This exercise asks for a copy of each line in the records below with the word "JSON" in it.

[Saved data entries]
# # # # # # #

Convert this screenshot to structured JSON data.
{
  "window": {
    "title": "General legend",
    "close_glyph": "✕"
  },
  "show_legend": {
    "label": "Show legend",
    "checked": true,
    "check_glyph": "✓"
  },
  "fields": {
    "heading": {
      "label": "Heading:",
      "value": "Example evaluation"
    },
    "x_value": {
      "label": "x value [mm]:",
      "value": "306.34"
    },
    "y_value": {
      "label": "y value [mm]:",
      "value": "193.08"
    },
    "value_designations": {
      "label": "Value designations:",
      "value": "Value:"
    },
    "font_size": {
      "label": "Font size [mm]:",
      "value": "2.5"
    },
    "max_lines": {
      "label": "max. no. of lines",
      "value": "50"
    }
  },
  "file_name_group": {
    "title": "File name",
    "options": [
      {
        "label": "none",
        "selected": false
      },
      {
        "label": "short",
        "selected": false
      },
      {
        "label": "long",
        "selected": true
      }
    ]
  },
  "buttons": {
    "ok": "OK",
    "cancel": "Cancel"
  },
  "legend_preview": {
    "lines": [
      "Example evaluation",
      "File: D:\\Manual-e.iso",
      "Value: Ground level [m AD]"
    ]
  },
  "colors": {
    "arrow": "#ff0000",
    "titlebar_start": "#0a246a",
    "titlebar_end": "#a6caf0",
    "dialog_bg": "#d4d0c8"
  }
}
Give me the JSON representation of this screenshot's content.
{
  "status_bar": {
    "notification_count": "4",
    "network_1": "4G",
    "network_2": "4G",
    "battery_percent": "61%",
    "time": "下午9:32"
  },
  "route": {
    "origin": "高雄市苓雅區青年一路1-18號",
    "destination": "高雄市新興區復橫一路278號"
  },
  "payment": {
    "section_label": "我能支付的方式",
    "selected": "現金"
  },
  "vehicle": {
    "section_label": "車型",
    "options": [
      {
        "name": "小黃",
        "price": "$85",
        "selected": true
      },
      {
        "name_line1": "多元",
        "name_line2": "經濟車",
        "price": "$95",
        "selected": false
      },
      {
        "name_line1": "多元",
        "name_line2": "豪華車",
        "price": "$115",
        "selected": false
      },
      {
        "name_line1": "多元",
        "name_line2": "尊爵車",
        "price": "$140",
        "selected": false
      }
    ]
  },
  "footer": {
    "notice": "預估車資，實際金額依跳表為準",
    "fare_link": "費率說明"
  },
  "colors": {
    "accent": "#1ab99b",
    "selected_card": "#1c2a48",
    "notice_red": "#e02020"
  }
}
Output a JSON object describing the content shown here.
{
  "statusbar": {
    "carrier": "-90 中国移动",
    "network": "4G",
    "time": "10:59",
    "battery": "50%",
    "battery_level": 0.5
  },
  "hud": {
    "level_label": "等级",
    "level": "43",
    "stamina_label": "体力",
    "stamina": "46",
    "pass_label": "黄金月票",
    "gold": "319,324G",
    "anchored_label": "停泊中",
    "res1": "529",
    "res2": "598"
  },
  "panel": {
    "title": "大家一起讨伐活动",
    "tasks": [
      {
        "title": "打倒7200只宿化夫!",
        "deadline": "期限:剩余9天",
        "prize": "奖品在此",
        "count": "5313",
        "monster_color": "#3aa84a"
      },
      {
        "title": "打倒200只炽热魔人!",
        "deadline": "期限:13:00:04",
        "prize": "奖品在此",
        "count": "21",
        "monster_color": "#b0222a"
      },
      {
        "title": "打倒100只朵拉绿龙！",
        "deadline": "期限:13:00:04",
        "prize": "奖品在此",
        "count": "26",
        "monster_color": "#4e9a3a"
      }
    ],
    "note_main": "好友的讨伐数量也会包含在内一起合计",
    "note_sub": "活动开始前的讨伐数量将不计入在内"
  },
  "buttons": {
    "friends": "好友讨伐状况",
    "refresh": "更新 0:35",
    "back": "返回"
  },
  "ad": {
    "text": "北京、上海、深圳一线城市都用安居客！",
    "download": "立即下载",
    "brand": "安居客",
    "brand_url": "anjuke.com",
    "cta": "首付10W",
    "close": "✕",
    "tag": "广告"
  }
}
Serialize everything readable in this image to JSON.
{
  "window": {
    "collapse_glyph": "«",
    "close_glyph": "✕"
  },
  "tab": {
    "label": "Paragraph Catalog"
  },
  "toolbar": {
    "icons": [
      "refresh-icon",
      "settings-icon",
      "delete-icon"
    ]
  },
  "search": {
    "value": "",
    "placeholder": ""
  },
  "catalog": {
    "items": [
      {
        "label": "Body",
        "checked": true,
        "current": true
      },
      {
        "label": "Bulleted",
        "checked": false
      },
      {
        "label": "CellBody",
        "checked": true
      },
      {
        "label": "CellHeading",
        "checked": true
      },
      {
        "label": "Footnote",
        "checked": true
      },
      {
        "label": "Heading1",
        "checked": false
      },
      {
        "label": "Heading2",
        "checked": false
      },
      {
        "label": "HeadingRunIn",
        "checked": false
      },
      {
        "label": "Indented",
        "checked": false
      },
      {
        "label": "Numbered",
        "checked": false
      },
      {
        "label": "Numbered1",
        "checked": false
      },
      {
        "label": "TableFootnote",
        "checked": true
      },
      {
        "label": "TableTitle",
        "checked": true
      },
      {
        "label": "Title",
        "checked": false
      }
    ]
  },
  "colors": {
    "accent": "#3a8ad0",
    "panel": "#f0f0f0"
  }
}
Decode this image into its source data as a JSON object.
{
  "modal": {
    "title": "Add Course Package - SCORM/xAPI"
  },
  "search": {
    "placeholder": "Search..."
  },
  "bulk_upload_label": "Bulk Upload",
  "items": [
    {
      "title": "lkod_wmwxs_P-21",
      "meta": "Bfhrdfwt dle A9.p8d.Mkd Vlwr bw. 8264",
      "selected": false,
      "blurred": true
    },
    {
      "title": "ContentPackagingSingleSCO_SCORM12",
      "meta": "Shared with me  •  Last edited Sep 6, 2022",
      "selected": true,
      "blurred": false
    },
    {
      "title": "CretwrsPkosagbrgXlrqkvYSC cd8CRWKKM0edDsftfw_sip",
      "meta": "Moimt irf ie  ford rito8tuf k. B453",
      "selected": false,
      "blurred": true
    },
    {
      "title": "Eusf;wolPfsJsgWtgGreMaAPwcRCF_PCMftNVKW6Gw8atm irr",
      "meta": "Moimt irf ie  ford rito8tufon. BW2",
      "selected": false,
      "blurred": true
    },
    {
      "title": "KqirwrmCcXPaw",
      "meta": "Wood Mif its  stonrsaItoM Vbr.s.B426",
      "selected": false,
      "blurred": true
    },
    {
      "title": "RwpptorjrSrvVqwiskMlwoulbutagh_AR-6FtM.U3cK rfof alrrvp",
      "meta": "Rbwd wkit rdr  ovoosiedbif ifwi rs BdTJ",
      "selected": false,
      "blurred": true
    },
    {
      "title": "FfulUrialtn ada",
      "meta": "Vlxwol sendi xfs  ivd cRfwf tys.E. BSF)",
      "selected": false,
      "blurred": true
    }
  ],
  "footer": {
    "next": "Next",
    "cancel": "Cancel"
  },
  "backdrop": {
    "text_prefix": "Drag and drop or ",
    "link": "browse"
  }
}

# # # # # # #

● Result of the task
Convert this screenshot to structured JSON data.
Give me the JSON representation of this screenshot's content.
Output a JSON object describing the content shown here.
Serialize everything readable in this image to JSON.
Decode this image into its source data as a JSON object.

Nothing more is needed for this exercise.